Repeat the records below exactly as they appear.

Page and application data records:
● ● ● ● ●
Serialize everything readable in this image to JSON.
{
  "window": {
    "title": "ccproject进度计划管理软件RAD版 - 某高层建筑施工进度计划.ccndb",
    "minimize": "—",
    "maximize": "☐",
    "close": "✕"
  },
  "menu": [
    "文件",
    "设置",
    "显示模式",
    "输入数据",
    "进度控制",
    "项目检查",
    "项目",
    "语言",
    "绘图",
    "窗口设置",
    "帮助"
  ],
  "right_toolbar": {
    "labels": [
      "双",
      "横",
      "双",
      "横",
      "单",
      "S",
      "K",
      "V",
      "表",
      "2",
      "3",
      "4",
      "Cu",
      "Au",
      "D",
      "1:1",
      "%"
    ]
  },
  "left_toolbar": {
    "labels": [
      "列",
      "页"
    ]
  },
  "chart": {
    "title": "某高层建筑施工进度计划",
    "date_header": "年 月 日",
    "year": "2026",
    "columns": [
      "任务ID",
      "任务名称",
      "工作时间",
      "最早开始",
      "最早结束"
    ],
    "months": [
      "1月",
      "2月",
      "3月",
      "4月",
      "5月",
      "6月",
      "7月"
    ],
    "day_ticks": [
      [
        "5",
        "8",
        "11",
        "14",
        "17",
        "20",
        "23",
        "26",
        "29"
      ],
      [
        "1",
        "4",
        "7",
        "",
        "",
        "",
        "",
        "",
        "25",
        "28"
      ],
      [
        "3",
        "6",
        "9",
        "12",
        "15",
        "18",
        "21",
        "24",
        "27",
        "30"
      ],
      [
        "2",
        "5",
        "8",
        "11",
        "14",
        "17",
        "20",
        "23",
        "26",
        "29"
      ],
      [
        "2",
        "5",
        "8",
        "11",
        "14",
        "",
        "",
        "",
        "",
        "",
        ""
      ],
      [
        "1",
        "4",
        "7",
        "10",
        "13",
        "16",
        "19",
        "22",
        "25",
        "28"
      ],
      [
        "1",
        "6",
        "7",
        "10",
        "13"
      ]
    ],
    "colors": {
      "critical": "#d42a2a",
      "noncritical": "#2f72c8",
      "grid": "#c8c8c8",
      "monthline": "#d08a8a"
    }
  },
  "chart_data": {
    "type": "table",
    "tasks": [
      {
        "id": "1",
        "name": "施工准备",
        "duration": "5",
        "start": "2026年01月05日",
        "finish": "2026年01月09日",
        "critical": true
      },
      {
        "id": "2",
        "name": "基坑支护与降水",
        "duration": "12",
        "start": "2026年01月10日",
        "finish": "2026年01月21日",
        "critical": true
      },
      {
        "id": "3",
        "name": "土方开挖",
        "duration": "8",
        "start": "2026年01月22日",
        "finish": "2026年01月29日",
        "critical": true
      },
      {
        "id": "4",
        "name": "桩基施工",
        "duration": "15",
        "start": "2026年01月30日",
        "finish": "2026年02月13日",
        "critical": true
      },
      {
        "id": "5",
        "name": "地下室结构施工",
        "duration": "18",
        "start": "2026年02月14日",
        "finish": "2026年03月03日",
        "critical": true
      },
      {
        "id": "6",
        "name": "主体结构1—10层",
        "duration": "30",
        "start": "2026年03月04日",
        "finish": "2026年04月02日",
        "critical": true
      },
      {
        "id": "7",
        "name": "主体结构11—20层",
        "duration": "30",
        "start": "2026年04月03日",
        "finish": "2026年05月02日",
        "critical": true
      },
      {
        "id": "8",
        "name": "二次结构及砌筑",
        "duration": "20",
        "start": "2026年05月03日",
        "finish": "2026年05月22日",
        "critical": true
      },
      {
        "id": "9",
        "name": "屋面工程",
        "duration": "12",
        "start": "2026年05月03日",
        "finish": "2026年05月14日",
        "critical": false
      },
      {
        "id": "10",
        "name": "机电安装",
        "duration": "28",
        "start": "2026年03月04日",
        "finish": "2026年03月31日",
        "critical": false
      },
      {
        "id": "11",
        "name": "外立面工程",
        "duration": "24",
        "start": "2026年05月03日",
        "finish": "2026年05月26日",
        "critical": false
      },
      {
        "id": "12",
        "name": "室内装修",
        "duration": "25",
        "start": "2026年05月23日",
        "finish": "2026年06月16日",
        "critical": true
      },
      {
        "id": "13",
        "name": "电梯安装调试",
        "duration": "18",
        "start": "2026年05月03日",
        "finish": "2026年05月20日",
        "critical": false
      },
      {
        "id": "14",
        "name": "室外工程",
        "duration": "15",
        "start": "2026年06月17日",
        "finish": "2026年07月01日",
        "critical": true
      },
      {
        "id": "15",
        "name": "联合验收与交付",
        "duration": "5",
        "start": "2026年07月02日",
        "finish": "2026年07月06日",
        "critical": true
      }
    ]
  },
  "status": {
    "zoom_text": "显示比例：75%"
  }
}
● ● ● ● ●
▶ **WRITTEN ANSWER**
Serialize everything readable in this image to JSON.
{
  "window": {
    "title": "ccproject进度计划管理软件RAD版 - 某高层建筑施工进度计划.ccndb",
    "minimize": "—",
    "maximize": "☐",
    "close": "✕"
  },
  "menu": [
    "文件",
    "设置",
    "显示模式",
    "输入数据",
    "进度控制",
    "项目检查",
    "项目",
    "语言",
    "绘图",
    "窗口设置",
    "帮助"
  ],
  "right_toolbar": {
    "labels": [
      "双",
      "横",
      "双",
      "横",
      "单",
      "S",
      "K",
      "V",
      "表",
      "2",
      "3",
      "4",
      "Cu",
      "Au",
      "D",
      "1:1",
      "%"
    ]
  },
  "left_toolbar": {
    "labels": [
      "列",
      "页"
    ]
  },
  "chart": {
    "title": "某高层建筑施工进度计划",
    "date_header": "年 月 日",
    "year": "2026",
    "columns": [
      "任务ID",
      "任务名称",
      "工作时间",
      "最早开始",
      "最早结束"
    ],
    "months": [
      "1月",
      "2月",
      "3月",
      "4月",
      "5月",
      "6月",
      "7月"
    ],
    "day_ticks": [
      [
        "5",
        "8",
        "11",
        "14",
        "17",
        "20",
        "23",
        "26",
        "29"
      ],
      [
        "1",
        "4",
        "7",
        "",
        "",
        "",
        "",
        "",
        "25",
        "28"
      ],
      [
        "3",
        "6",
        "9",
        "12",
        "15",
        "18",
        "21",
        "24",
        "27",
        "30"
      ],
      [
        "2",
        "5",
        "8",
        "11",
        "14",
        "17",
        "20",
        "23",
        "26",
        "29"
      ],
      [
        "2",
        "5",
        "8",
        "11",
        "14",
        "",
        "",
        "",
        "",
        "",
        ""
      ],
      [
        "1",
        "4",
        "7",
        "10",
        "13",
        "16",
        "19",
        "22",
        "25",
        "28"
      ],
      [
        "1",
        "6",
        "7",
        "10",
        "13"
      ]
    ],
    "colors": {
      "critical": "#d42a2a",
      "noncritical": "#2f72c8",
      "grid": "#c8c8c8",
      "monthline": "#d08a8a"
    }
  },
  "chart_data": {
    "type": "table",
    "tasks": [
      {
        "id": "1",
        "name": "施工准备",
        "duration": "5",
        "start": "2026年01月05日",
        "finish": "2026年01月09日",
        "critical": true
      },
      {
        "id": "2",
        "name": "基坑支护与降水",
        "duration": "12",
        "start": "2026年01月10日",
        "finish": "2026年01月21日",
        "critical": true
      },
      {
        "id": "3",
        "name": "土方开挖",
        "duration": "8",
        "start": "2026年01月22日",
        "finish": "2026年01月29日",
        "critical": true
      },
      {
        "id": "4",
        "name": "桩基施工",
        "duration": "15",
        "start": "2026年01月30日",
        "finish": "2026年02月13日",
        "critical": true
      },
      {
        "id": "5",
        "name": "地下室结构施工",
        "duration": "18",
        "start": "2026年02月14日",
        "finish": "2026年03月03日",
        "critical": true
      },
      {
        "id": "6",
        "name": "主体结构1—10层",
        "duration": "30",
        "start": "2026年03月04日",
        "finish": "2026年04月02日",
        "critical": true
      },
      {
        "id": "7",
        "name": "主体结构11—20层",
        "duration": "30",
        "start": "2026年04月03日",
        "finish": "2026年05月02日",
        "critical": true
      },
      {
        "id": "8",
        "name": "二次结构及砌筑",
        "duration": "20",
        "start": "2026年05月03日",
        "finish": "2026年05月22日",
        "critical": true
      },
      {
        "id": "9",
        "name": "屋面工程",
        "duration": "12",
        "start": "2026年05月03日",
        "finish": "2026年05月14日",
        "critical": false
      },
      {
        "id": "10",
        "name": "机电安装",
        "duration": "28",
        "start": "2026年03月04日",
        "finish": "2026年03月31日",
        "critical": false
      },
      {
        "id": "11",
        "name": "外立面工程",
        "duration": "24",
        "start": "2026年05月03日",
        "finish": "2026年05月26日",
        "critical": false
      },
      {
        "id": "12",
        "name": "室内装修",
        "duration": "25",
        "start": "2026年05月23日",
        "finish": "2026年06月16日",
        "critical": true
      },
      {
        "id": "13",
        "name": "电梯安装调试",
        "duration": "18",
        "start": "2026年05月03日",
        "finish": "2026年05月20日",
        "critical": false
      },
      {
        "id": "14",
        "name": "室外工程",
        "duration": "15",
        "start": "2026年06月17日",
        "finish": "2026年07月01日",
        "critical": true
      },
      {
        "id": "15",
        "name": "联合验收与交付",
        "duration": "5",
        "start": "2026年07月02日",
        "finish": "2026年07月06日",
        "critical": true
      }
    ]
  },
  "status": {
    "zoom_text": "显示比例：75%"
  }
}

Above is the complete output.